Hamter said...

For you and other potential Seminole Hgts restaurateurs I wish you luck and with that being said; pick your location very carefully.

Lisa Randles said...

Mal Carne:
I think you should pick your location very well too. Maybe you could interview the homeowners near your prospective location and see if they are receptive to an upscale bistro near their home. They may not, and may prefer a used car lot with night guard dogs, or a pawn shop, or a fireworks sales company. Maybe a cuban sandwich joint.
If thats their preference, you can save yourself a lot of time and energy trying to open your business and obtain a license to serve wine and alcoholic beverages with your cuisine.
Good luck and hopefully you will find the right location with neighbors that are excited to have you within a short walk from home!

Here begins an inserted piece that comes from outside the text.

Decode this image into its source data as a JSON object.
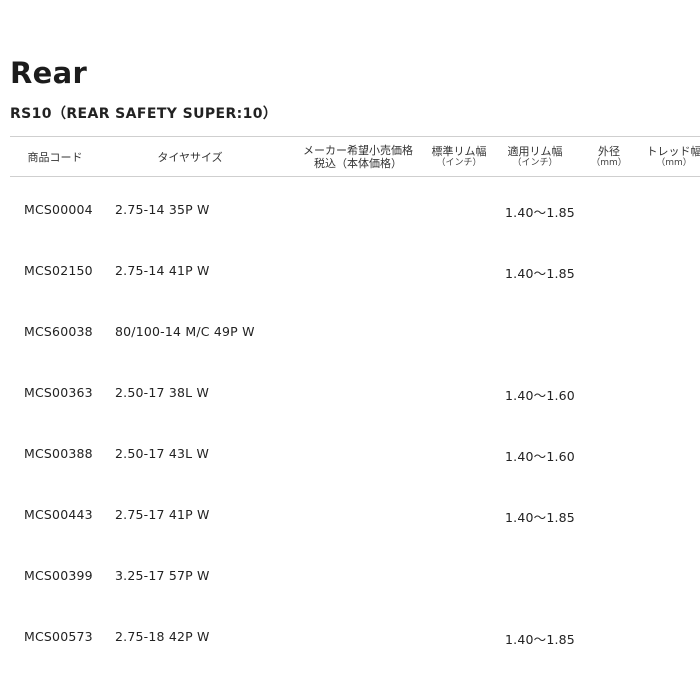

Hamter said...

That's right Lisa, it would be wise for any potential business owner to do their homework up front if considering a location right up against and living close amongst residential neighbors. Especially if that business owner has different plans than what the current zoning allows. As you said, it could save a lot of time and energy later and may not work out in the end anyway. Just sound advise and unfortunately was not the path taken by The Bistro but well watched as Mal mentioned and hopefully a lesson learned too.

Lisa Randles said...

Just a musing:
Can you imagine an ancient Roman's disbelief if you told him the complex difficulty in getting a glass of wine with your bread 2 thousand years into the future?
Makes you wonder about whether time progressing is really progress.
I guess I'm just showing my age, but a neighborhood bistro a couple blocks from home that serves me wine or a couple drinks with my meal, or is a cozy and 2 minute drive from the house to go to after an early dinner and movie for a late night drink and light tapas snack, conversation and a quick drive home sounds so good, it never would if it was a loud boisterous place. I guess I picture the place being a laid back, 30s to 60s kind of place, away from the noise of Ybor. I'm 46,I like to hear the person's conversation that is with me without straining to hear over music. Wouldn't most everyone in that age group be the same, or am I just old before my time. I'm way over shouting over music to be heard. I hope they can hold out long enough to get any kind of alcohol license, for the income to survive, I know it's been hard. I think it will be fine, the people will be mostly our neighbors "of a certain age", letting the rowdy 20 somethings go downtown. What do you guys really think will be the clientele, when it comes down to it?